[Items from an interface collection]
□ □ □
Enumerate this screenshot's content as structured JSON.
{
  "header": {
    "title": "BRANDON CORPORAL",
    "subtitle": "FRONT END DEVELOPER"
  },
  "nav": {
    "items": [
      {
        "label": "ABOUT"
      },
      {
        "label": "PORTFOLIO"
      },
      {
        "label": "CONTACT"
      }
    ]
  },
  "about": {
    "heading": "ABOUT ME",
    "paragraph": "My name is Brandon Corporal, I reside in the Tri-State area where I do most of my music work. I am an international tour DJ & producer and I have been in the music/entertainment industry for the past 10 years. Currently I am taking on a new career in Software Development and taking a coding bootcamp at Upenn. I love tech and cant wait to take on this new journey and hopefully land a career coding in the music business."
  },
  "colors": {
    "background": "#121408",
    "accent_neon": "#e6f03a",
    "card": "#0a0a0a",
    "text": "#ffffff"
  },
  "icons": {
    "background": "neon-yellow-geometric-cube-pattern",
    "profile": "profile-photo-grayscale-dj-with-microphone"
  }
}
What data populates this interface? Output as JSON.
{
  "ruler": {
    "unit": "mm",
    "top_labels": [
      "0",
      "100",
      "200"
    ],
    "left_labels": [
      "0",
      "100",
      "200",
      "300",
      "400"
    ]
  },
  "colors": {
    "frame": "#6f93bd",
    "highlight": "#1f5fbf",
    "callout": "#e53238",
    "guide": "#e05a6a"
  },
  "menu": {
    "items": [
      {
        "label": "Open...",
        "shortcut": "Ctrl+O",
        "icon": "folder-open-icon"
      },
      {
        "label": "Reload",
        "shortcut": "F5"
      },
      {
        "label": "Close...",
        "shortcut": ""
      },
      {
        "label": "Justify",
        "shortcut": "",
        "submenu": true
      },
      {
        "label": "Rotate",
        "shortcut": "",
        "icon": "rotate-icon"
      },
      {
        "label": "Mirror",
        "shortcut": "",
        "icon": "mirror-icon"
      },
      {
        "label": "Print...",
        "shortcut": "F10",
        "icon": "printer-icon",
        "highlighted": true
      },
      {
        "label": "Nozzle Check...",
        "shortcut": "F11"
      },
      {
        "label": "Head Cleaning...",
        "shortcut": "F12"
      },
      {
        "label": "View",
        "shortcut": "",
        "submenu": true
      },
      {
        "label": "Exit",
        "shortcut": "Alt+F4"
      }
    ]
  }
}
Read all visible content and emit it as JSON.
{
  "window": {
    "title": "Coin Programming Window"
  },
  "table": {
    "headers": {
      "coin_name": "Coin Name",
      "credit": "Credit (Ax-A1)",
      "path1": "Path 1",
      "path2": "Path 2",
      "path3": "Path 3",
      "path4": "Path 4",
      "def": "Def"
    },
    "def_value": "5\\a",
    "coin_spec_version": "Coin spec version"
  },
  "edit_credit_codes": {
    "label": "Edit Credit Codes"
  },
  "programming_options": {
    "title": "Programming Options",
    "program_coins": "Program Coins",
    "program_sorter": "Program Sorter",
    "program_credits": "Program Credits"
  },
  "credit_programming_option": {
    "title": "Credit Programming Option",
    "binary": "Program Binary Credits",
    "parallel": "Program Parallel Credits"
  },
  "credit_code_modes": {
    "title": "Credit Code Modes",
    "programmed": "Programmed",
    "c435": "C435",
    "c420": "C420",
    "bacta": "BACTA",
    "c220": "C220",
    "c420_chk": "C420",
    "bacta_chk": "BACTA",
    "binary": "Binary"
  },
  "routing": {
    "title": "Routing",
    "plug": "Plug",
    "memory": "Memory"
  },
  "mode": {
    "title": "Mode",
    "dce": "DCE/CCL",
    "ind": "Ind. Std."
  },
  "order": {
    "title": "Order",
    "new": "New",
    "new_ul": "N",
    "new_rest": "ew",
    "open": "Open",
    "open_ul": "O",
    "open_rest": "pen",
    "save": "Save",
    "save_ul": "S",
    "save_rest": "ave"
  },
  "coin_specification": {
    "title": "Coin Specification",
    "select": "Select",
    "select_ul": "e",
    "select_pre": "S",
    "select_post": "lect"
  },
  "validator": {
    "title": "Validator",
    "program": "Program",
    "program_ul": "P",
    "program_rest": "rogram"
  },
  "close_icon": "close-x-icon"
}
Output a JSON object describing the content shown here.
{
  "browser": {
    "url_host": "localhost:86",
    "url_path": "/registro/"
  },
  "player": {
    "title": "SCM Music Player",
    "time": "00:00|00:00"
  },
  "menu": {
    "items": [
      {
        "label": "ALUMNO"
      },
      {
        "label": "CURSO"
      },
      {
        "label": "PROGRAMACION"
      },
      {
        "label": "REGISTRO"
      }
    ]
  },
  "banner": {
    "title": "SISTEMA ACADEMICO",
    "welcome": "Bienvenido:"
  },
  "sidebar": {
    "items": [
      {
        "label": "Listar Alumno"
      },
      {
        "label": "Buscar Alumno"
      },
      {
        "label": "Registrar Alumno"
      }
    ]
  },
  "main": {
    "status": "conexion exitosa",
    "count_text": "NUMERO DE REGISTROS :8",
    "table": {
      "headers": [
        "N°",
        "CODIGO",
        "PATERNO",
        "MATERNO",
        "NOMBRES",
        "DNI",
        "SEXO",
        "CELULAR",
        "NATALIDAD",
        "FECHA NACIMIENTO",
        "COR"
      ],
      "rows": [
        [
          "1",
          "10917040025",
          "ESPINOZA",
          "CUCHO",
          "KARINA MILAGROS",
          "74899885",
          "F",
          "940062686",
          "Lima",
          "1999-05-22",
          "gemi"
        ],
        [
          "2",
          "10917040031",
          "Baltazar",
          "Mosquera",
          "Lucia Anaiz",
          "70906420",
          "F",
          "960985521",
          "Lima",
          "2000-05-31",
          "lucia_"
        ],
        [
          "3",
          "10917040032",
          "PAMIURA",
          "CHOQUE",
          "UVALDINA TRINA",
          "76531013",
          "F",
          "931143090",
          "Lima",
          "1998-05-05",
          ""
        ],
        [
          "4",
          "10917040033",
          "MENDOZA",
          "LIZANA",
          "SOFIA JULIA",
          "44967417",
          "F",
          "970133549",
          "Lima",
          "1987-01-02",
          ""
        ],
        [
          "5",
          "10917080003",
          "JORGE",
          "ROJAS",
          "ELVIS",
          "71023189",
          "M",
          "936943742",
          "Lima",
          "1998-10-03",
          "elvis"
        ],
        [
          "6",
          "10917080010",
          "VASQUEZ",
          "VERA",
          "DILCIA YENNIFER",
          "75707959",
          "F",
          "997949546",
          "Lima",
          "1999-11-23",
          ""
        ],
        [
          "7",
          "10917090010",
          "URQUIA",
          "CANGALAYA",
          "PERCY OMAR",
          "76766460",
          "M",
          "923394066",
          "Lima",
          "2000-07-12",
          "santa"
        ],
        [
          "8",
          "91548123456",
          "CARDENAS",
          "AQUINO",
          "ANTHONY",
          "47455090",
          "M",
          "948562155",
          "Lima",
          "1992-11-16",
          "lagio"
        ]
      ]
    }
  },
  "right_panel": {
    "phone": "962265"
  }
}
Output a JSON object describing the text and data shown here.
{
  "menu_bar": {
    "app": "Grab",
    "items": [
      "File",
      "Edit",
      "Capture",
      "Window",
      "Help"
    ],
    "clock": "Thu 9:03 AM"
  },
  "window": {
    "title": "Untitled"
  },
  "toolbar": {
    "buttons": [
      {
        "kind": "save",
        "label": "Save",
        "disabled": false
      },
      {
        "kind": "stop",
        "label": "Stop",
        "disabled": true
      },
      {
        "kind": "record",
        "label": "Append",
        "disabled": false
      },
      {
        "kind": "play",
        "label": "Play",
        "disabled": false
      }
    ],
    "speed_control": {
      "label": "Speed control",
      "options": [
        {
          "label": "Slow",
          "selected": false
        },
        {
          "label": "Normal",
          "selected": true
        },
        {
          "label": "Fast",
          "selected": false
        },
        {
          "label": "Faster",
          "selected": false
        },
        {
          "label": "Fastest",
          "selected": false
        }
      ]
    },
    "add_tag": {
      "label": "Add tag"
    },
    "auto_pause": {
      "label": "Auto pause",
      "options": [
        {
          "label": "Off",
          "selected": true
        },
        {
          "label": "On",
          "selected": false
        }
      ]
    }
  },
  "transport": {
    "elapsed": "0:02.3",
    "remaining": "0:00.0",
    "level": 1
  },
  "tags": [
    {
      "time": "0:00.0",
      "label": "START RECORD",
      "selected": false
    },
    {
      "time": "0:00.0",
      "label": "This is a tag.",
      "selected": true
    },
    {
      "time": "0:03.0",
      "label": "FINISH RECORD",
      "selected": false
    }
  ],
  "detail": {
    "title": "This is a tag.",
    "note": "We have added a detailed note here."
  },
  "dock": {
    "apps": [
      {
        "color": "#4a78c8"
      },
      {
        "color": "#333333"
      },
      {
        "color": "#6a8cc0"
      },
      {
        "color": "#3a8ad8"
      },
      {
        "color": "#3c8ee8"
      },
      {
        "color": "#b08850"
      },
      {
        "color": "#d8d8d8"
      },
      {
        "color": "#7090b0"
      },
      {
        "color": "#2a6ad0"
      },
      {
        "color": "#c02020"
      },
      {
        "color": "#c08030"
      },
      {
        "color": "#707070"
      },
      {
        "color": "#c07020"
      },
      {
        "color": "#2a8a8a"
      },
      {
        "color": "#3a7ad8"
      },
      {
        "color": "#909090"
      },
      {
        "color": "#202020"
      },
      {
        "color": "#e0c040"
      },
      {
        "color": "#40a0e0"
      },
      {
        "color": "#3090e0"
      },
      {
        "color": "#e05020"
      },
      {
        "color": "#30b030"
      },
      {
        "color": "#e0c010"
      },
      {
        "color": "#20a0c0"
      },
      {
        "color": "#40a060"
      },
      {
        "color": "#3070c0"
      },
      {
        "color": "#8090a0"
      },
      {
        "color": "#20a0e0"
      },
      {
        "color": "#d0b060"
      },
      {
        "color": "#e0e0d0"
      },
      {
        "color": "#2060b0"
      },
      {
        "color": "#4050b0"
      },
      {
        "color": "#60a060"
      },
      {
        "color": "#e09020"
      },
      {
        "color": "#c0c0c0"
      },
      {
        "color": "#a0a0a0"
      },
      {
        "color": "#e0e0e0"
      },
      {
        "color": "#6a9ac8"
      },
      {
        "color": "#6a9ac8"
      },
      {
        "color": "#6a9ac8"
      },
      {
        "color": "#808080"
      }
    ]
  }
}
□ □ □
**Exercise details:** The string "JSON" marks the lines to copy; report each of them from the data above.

**Reply to the exercise:**
Enumerate this screenshot's content as structured JSON.
What data populates this interface? Output as JSON.
Read all visible content and emit it as JSON.
Output a JSON object describing the content shown here.
Output a JSON object describing the text and data shown here.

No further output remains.